In 1997, at the point when Inari was practically moribund, with almost no new child speakers – the beginning of the end for any language – a local man called Matti Morottaja launched a pioneering ‘language nest’ programme, a last-ditch attempt at revitalisation when it appeared all was lost. The concept was simple: a kindergarten in which only Inari was spoken, immersing children in the language from a very early age. Initially there was scepticism from parents and authorities alike, but twelve years after the programme’s inception, the number of speakers is actually growing for the first time in decades. Many children are now growing up bilingual, familiar with both Finnish and Inari, and finding themselves in the strange position of sharing a language with their grandparents that their parents – the ‘lost generation’ – never learned to speak. Rather than coming to a dead end, Inari has skipped a generation.

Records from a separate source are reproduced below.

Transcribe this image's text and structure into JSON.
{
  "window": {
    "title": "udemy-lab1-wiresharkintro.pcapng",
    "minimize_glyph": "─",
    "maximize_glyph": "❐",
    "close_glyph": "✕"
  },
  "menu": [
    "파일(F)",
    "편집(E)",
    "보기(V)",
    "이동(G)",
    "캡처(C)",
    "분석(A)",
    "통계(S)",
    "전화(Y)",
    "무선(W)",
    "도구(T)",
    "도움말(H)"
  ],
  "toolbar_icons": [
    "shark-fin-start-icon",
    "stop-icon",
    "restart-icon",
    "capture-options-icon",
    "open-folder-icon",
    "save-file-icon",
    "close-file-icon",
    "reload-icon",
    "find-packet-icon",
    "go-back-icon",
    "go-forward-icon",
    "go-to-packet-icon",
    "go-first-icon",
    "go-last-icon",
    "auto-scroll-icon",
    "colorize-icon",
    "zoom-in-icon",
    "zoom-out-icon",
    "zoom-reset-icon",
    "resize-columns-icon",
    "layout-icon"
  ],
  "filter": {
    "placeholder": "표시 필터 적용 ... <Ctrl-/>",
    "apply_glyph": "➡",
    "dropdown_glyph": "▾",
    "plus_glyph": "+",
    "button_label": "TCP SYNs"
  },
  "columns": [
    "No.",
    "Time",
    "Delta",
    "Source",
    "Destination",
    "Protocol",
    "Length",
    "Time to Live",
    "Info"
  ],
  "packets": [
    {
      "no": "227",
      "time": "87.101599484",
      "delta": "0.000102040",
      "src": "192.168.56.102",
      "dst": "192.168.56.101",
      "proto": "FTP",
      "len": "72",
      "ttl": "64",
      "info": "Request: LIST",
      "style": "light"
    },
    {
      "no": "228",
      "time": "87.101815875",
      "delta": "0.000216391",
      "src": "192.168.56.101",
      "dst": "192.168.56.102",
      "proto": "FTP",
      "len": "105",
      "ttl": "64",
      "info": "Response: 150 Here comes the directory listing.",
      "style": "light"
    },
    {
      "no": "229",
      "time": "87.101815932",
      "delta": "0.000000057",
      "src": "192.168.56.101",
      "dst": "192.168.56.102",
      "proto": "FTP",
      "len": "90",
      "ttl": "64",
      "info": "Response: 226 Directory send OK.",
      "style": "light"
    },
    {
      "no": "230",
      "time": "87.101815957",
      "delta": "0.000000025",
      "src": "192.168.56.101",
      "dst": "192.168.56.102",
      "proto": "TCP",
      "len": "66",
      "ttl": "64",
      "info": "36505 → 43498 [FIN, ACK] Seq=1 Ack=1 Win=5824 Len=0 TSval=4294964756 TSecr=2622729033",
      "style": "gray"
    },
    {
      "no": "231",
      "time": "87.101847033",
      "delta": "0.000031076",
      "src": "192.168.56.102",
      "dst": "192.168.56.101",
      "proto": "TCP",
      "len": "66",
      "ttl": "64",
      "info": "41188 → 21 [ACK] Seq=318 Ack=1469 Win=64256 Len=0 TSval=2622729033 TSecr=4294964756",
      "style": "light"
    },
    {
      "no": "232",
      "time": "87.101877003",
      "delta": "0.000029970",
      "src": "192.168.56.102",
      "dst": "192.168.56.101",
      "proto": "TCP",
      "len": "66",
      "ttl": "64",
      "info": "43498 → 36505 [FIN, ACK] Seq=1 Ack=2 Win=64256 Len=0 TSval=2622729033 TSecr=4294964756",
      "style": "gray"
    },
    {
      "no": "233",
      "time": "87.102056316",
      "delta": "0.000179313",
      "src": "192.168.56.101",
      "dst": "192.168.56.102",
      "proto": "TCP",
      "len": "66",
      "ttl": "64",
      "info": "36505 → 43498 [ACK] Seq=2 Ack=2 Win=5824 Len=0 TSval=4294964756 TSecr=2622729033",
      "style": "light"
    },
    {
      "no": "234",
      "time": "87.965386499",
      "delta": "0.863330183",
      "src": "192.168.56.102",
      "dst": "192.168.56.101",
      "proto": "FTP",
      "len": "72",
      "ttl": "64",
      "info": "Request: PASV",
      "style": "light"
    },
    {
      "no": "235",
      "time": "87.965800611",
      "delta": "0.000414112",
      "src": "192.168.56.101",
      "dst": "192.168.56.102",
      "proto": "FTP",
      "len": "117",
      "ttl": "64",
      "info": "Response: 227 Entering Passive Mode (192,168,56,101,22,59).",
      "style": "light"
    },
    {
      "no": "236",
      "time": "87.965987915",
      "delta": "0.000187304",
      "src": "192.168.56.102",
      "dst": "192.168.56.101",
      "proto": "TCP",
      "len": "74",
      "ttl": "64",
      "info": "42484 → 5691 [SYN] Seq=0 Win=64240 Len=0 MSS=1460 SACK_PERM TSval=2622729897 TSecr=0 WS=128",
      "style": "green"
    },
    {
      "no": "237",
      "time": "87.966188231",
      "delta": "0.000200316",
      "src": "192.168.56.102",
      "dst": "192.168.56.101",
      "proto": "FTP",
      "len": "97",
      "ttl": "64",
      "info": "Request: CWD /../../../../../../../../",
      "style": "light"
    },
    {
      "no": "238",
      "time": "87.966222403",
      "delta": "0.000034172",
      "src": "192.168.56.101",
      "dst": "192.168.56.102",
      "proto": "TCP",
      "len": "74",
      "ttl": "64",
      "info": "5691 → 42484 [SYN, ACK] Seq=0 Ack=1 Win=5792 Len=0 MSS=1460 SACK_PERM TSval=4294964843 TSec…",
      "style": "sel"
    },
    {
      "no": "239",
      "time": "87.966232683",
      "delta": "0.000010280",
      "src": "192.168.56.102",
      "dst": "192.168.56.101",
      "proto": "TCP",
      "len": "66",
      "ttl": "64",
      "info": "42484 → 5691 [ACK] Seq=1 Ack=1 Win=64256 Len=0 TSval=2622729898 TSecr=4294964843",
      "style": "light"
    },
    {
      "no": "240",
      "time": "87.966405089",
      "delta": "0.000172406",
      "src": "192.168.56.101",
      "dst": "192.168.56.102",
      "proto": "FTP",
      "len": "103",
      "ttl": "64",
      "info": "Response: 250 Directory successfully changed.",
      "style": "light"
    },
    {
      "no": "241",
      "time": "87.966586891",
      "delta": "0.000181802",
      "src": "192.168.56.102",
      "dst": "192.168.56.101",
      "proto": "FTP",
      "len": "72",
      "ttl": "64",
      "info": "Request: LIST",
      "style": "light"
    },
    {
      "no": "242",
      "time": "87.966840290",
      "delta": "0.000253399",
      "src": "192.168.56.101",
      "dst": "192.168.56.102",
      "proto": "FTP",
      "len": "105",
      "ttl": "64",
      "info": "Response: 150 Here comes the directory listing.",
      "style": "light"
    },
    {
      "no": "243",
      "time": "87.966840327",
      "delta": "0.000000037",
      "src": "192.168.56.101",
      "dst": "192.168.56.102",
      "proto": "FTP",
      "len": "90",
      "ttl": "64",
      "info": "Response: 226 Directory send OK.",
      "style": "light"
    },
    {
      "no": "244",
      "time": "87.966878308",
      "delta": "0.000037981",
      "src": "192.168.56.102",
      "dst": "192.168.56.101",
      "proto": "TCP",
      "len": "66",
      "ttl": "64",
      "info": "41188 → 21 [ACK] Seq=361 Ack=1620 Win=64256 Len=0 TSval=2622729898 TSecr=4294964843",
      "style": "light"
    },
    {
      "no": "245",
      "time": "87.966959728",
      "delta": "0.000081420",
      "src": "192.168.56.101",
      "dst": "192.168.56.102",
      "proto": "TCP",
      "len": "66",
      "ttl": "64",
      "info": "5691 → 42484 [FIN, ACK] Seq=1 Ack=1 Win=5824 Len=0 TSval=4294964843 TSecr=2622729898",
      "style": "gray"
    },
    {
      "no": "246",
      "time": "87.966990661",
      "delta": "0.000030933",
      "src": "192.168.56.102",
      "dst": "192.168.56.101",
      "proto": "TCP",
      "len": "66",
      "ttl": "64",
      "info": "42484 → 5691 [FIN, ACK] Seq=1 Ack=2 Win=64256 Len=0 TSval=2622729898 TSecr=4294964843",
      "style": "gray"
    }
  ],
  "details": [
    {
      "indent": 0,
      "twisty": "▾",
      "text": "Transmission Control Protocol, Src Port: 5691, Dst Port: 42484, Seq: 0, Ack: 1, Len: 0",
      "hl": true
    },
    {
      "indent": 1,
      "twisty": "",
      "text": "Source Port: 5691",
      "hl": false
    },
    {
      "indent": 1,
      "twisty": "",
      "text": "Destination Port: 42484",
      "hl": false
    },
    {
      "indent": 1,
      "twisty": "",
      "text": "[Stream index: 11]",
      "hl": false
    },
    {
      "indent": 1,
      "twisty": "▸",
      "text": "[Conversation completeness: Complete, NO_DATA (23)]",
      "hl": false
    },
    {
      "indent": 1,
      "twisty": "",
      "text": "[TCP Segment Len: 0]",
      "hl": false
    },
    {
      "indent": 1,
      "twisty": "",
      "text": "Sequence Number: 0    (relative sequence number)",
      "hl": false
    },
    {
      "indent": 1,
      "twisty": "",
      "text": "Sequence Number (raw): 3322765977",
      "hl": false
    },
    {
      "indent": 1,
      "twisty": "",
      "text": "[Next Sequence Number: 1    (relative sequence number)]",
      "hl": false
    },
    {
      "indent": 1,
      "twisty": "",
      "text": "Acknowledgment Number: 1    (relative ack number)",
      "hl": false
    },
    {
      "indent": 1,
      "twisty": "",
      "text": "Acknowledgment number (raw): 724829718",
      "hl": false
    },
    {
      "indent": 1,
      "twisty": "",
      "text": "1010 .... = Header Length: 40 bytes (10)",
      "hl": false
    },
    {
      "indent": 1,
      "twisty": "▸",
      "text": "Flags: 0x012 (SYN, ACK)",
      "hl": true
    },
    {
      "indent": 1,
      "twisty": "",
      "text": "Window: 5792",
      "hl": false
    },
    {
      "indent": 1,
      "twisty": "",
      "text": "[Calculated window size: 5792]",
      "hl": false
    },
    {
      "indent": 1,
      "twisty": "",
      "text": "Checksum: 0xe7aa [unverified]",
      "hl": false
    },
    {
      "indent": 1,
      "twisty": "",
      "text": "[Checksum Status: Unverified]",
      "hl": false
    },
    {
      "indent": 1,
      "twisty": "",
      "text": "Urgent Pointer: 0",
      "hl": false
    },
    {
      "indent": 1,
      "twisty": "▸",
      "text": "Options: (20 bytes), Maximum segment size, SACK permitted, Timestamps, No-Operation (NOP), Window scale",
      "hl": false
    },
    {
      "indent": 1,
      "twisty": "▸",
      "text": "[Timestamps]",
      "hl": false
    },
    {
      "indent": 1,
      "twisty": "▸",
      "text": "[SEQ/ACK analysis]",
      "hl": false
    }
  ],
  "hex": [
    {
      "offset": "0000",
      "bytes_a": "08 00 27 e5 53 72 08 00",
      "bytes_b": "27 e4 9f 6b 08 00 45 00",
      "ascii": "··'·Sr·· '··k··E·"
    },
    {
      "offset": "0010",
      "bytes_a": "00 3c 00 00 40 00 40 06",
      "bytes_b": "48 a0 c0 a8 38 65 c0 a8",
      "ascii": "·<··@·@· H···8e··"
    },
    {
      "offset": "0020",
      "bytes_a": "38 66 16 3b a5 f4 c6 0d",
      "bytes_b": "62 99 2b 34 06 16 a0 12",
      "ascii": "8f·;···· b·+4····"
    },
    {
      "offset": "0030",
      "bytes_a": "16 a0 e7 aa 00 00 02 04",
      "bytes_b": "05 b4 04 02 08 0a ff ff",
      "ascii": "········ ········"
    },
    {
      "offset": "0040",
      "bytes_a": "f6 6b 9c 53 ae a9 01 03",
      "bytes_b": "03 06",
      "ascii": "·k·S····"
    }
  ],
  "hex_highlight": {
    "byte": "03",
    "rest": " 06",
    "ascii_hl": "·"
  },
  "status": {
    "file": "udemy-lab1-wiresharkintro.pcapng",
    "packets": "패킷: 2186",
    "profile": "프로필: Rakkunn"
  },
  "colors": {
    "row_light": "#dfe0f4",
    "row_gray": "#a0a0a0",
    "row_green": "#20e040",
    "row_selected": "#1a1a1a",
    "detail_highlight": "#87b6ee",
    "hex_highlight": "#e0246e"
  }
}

A small number of determined people have kick-started it back to life, and now it stands at least a fighting chance of survival.
‘It’s not an exaggeration to say the entire language and culture would have died if a handful of people, maybe only five or so, had had an accident in a minibus ten years ago,’ says Kaisu Nikula, an Inari woman who studied in Helsinki and Manchester, but moved back to the Sámi homeland to run the nearby Inarin Kultahovi Hotel, built on the banks of the river her family has fished for generations. ‘If I hadn’t returned here after completing university, I would never have learned Inari, my children would never have learned it. They would not have had anything left. My children would have been the end of the culture.’
The fact that the language has been revived, despite the near-fatal continuity breach, shows the extent to which the community recognised, albeit belatedly, that they stood to lose something inherently valuable. Matti Morottaja and others successfully tapped into this awareness, reminding people that their ancestors’ language deserved better than a slow fade into extinction. Crucially, though, the Inari have realised that it isn’t simply an ancestral tongue – something that must remain fossilised, locked in the distant past – but a living language that can adapt to describe the modern world. Perhaps the most optimistic sign is that Inari’s vocabulary is growing, as well as its number of speakers. New terms are being coined as the lexicon expands to envelop new technologies, ideas and objects; most recently a newly-discovered species of mushroom.
‘Language has to change, otherwise it dies,’ says Annika Pasanen, who is now fluent in Inari herself, and whose child attends the language nest, despite being non-Sámi. ‘If it’s kept in a museum, it cannot live.’
The revitalisation of the language in the young has been accompanied by a flowering of Inari literature and music, and the language is broadcast every day on Sámi Radio. Matti Morrotaja’s son Amoc has found success across Scandinavia as an Inari-language hiphop artist. There’s a sense of youth and vigour, a renewal of Inari identity, slowly but surely replacing embarrassment in indigenous culture with pride.
Pride is perhaps the essential factor in endangered languages’ survival. Not pride in tradition for tradition’s sake, but in the intricate systems of knowledge, the detailed environmental taxonomies, that have developed over millennia, and which K. David Harrison calls perhaps ‘the greatest accumulation of knowledge of the natural world humans possess.’ Strengthening minority tongues is crucial not only for preserving this knowledge, but for empowering the indigenous cultures that are, most often, the best custodians of the ecosystems we all depend on. In a globalised and connected world whose environment is increasingly threatened, the destruction of culture in one place or another – whether in the Arctic Circle, the Andes or the Amazon jungle – can no longer be seen as isolated, a hermetically-sealed event. As with the destruction of biodiversity, it affects us all.